After a discussion about family planning with a group of women in Orissa, a participant with a lovely smile asked Durba Gogia a question: “Is it true that abortions are harmful?’” The woman, who was “visibly weak,” revealed that she had had four abortions.
For Durba, the woman’s story underscored Orissa’s unacceptably high abortion rate. But the story didn’t end there. Later, Durba learned that the woman, encouraged by their conversation, went on to adopt a safe method of birth control.
Although the group discussion “was not aimed at inspiring women to adopt contraception; but was just another routine field visit, I unintentionally ended up affecting somebody’s life,” she says. “That story still stays with me. It’s a constant reminder of the kind of responsibility this job entails.”
Durba’s own story is inspiring as well. Before coming to the development sector, she created advertising campaigns for various top brands. “At the same time, I was yearning to find greater meaning and significance in my work,” she says.
Being an English literature major in college gave Durba a discerning perspective towards India’s “social divides and gender issues.” She had long recognized the disparities that divided her country. At the same time, “I had a lot of pressure to pursue a career,” Durba says.
She shifted to a specialized unit devoted to NGOs within the advertising agency where she was employed. Here, her clients included UNICEF and the Indian government. Still, as she moved forward in her career, Durba sensed that she was just scratching the surface. She remembers telling a friend over a cup of coffee that she wanted to be more in the thick of social development work. Her friend responded, “If you really do get affected by these things, why not get involved in the work?”
Two years ago, Durba left the corporate advertising world to join CCP. “CCP means so much more than ‘health communication,’” she says. “The people I have met during my travels in Bihar and Orissa, in state offices and in community interaction have helped me evolve on a personal and professional level.”
Durba’s SBCC learning curve has been swift. “I’ve always learnt a lot more by doing and engaging with people.” She applies that strategy to her CCP work, striving to understand the social environment of the communities where she works and how to forge SBCC messages that resonate with those communities.
Encounters in the field continue to ground Durba in the meaning of her work. “Even when you are working towards social development, you sometimes tend to focus more on the job at hand, the deadlines and deliverables.

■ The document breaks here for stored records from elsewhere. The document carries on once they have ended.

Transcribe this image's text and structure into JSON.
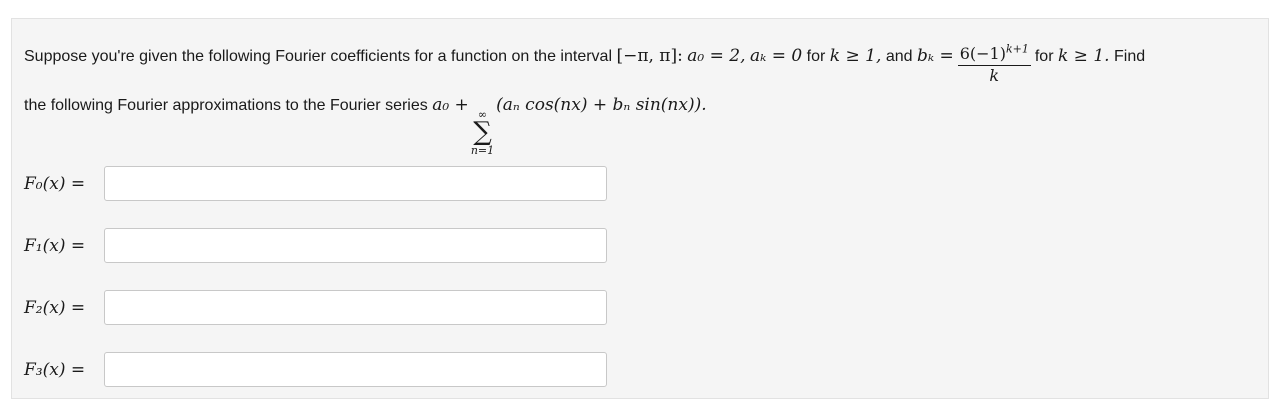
{
  "problem": {
    "intro_text": "Suppose you're given the following Fourier coefficients for a function on the interval",
    "interval": "[−π, π]:",
    "a0_expr": "a₀ = 2,",
    "ak_expr": "aₖ = 0",
    "for_text_1": "for",
    "k_ge_1_expr_1": "k ≥ 1,",
    "and_text": "and",
    "bk_expr": "bₖ =",
    "fraction_numerator": "6(−1)",
    "fraction_numerator_exponent": "k+1",
    "fraction_denominator": "k",
    "for_text_2": "for",
    "k_ge_1_expr_2": "k ≥ 1.",
    "find_text": "Find",
    "line2_text": "the following Fourier approximations to the Fourier series",
    "series_lead": "a₀ +",
    "sum_upper": "∞",
    "sum_symbol": "∑",
    "sum_lower": "n=1",
    "series_body": "(aₙ cos(nx) + bₙ sin(nx)).",
    "answers": [
      {
        "label": "F₀(x) =",
        "value": ""
      },
      {
        "label": "F₁(x) =",
        "value": ""
      },
      {
        "label": "F₂(x) =",
        "value": ""
      },
      {
        "label": "F₃(x) =",
        "value": ""
      }
    ]
  }
}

You momentarily lose sight of the bigger picture,” she says. But then, the woman in Orissa and others come to mind and, “you remember why you’re here and stay true to that.”